_Your instructions_: Count the lines below that hold "screenshot". Give the number without comment.
══════════
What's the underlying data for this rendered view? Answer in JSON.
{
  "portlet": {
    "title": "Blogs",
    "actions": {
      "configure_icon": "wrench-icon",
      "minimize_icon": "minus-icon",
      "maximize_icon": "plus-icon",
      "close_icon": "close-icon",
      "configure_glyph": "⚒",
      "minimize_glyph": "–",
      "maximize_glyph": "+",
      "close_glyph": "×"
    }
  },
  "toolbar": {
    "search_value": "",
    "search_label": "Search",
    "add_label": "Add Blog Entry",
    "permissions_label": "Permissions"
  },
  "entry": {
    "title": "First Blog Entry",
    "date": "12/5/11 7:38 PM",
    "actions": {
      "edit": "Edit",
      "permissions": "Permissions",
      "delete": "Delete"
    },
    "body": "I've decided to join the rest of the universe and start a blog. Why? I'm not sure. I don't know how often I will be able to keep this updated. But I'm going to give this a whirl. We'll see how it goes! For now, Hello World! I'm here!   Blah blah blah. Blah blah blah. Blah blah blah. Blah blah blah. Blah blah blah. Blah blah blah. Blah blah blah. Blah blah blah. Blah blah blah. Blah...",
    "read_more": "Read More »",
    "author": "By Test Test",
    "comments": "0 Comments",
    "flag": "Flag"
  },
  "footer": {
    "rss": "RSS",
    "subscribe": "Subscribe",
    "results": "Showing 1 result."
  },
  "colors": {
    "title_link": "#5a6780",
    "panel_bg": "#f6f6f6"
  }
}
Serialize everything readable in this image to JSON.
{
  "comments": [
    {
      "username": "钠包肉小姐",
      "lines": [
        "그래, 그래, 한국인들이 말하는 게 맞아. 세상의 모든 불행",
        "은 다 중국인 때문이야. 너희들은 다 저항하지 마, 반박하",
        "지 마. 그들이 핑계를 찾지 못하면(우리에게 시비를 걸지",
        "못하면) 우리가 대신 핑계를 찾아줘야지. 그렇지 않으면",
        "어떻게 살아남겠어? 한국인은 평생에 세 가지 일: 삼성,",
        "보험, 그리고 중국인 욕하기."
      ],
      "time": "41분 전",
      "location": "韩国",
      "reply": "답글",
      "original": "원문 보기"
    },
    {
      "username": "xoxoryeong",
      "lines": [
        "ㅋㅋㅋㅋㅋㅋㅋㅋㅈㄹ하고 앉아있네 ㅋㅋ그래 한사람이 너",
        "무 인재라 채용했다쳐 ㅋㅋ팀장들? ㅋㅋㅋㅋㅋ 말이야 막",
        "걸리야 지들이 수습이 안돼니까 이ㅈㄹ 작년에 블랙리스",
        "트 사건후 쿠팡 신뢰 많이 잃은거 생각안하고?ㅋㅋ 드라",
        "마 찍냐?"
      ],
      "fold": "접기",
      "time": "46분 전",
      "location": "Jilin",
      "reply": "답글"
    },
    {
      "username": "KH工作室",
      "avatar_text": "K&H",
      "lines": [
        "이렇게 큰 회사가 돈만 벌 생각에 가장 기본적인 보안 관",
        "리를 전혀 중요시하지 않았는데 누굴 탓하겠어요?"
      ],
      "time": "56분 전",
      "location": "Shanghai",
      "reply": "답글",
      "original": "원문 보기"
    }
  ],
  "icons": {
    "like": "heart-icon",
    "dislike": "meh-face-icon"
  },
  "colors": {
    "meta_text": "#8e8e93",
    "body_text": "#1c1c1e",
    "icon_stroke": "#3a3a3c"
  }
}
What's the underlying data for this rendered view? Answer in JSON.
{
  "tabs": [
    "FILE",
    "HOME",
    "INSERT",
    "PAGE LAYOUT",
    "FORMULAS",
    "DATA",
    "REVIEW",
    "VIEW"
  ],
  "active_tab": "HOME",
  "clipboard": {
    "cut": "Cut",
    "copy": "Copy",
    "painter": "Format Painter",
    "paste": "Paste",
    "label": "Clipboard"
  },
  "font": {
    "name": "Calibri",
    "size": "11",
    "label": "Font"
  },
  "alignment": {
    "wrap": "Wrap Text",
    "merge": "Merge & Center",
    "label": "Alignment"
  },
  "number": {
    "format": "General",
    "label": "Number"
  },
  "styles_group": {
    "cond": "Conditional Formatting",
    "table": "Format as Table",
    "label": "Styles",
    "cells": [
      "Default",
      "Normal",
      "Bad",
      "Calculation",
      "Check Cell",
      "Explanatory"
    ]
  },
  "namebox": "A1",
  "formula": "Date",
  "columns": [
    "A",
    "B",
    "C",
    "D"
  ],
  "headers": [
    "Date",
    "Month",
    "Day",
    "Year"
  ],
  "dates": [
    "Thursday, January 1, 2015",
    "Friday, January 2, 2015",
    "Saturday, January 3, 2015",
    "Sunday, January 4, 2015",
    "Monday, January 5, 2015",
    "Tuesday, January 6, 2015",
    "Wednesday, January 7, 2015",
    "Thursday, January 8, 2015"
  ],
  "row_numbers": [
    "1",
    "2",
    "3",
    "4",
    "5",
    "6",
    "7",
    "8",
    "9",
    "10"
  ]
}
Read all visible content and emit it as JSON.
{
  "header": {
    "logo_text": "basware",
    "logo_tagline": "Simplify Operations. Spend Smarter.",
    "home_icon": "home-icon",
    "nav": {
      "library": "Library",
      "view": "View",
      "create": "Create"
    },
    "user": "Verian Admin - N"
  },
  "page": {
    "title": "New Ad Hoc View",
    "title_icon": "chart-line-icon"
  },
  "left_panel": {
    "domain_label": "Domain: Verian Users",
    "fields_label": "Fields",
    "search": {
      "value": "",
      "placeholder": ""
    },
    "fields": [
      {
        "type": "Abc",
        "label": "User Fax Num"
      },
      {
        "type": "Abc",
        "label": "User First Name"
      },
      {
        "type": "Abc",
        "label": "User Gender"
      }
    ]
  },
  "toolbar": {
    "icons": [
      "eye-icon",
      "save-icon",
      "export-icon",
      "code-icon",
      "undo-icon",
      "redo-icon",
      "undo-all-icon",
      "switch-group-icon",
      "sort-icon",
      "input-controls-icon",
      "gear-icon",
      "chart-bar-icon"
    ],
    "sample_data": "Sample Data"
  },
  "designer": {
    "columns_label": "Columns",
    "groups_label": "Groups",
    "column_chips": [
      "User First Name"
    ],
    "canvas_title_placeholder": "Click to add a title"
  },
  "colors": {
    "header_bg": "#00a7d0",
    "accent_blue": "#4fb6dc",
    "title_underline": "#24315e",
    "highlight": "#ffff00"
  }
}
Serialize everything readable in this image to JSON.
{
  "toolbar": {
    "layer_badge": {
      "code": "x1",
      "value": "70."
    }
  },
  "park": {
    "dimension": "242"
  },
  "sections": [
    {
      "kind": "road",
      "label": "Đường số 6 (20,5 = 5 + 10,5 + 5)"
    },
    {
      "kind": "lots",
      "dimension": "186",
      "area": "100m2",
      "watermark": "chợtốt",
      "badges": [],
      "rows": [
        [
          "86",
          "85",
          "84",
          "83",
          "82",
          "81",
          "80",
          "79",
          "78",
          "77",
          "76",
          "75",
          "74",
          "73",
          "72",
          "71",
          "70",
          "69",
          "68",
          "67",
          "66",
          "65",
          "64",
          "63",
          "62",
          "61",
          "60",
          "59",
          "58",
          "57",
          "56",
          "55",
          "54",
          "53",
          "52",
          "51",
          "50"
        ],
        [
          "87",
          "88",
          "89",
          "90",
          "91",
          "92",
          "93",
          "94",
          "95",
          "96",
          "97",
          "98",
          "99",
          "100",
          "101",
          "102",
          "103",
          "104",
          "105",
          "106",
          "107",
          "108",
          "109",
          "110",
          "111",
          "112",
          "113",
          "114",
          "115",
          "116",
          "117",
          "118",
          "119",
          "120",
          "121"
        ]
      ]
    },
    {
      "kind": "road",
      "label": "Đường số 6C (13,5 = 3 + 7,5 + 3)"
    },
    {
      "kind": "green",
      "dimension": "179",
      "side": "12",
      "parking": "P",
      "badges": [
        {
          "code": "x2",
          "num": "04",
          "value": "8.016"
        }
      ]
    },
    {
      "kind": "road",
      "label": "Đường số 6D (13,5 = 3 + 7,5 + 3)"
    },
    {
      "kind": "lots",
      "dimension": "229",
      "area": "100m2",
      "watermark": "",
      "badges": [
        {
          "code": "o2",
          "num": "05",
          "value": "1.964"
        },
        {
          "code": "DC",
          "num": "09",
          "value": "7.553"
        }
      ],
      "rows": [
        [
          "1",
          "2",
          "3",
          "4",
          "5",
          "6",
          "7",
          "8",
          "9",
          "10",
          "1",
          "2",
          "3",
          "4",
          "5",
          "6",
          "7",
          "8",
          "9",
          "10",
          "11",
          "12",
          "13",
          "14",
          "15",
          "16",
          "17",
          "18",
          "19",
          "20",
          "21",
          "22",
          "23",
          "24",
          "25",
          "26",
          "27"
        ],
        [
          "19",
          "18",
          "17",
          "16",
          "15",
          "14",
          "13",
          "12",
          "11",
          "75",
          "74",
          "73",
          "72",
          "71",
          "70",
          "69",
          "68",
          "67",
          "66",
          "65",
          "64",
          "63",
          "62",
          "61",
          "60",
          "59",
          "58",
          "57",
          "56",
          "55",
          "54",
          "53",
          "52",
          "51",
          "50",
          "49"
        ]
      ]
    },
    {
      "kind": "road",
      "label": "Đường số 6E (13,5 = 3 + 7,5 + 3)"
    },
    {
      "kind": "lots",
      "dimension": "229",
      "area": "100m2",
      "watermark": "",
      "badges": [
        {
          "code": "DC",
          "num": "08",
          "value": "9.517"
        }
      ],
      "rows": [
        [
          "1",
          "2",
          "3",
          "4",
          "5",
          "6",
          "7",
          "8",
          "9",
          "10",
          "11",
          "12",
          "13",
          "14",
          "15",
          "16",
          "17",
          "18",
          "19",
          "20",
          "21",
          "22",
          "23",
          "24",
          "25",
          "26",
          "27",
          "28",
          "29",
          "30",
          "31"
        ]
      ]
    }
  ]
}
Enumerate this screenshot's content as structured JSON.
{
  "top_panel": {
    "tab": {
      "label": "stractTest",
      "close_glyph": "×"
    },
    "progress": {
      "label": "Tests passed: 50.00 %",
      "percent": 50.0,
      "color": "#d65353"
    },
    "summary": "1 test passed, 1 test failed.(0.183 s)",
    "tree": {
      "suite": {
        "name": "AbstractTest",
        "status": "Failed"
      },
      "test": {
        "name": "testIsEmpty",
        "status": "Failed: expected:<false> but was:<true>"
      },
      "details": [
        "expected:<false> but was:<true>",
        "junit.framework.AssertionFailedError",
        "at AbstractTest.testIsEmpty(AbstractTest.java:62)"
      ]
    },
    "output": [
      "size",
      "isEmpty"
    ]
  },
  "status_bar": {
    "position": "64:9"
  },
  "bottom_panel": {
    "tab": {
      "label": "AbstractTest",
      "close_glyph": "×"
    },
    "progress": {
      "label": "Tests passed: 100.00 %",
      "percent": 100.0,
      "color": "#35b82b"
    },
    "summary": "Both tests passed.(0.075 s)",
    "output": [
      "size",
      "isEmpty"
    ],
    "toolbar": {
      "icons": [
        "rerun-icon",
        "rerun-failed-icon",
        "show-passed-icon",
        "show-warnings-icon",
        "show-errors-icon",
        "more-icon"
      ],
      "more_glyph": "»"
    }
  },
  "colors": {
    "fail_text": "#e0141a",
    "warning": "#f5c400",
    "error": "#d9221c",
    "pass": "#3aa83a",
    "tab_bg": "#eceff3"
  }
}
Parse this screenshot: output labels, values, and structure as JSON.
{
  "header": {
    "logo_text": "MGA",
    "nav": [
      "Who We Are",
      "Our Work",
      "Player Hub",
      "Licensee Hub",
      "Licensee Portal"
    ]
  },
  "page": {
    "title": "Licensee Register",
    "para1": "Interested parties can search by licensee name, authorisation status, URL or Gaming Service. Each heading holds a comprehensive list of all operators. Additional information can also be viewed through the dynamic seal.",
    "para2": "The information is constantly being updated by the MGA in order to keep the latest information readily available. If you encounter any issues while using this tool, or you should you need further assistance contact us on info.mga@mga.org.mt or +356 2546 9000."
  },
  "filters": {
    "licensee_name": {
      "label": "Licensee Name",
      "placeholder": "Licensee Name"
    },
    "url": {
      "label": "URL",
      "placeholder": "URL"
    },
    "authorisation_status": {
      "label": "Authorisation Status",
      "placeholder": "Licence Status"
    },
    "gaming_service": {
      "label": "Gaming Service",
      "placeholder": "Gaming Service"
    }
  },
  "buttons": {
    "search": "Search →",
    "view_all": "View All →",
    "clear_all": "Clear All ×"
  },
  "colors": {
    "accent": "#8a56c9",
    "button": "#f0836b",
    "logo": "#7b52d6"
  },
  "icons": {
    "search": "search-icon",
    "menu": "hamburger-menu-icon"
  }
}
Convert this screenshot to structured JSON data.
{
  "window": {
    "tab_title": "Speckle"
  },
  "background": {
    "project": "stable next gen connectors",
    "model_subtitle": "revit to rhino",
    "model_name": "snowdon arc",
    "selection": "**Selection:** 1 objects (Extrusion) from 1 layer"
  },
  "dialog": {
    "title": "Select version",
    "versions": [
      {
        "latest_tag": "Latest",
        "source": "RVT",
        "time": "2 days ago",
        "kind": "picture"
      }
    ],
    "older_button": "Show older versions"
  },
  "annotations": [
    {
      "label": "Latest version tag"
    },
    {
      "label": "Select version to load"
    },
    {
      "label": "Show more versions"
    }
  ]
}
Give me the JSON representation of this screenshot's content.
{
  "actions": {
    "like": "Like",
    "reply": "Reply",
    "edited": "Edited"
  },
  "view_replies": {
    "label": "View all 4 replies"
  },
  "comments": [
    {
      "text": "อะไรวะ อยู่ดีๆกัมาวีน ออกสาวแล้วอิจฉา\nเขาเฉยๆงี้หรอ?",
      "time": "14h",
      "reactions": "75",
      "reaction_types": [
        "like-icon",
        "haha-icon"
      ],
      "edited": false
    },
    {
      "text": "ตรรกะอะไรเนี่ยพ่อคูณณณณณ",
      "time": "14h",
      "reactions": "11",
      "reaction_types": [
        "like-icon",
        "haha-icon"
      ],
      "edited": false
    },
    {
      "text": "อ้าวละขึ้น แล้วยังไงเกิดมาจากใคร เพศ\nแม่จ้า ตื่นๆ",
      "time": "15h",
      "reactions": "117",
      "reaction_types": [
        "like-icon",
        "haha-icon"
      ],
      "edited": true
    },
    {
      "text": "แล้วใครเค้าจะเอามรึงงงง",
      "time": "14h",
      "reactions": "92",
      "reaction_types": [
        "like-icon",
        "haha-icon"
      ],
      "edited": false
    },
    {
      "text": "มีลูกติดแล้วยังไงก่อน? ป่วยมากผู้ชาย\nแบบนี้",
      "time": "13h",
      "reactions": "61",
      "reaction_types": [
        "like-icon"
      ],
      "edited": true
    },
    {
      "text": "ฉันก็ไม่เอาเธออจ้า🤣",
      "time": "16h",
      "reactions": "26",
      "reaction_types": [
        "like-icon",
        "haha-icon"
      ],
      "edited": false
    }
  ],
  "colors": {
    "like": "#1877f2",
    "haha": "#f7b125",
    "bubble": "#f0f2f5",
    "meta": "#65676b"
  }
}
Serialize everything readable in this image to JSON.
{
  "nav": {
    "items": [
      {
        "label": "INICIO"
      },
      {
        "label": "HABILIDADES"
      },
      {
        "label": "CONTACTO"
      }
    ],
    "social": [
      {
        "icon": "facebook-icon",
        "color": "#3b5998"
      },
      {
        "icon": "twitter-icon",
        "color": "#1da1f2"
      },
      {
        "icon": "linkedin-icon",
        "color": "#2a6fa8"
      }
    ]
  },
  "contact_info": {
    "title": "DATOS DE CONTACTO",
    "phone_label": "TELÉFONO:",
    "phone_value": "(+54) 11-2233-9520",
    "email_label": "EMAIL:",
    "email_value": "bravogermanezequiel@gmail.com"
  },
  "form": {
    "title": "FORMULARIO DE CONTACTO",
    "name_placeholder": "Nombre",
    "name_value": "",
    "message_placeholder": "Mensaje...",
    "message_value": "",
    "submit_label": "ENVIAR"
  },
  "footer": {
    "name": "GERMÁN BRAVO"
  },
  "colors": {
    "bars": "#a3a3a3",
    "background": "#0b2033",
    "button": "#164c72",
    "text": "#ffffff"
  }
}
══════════
_Output below_: 4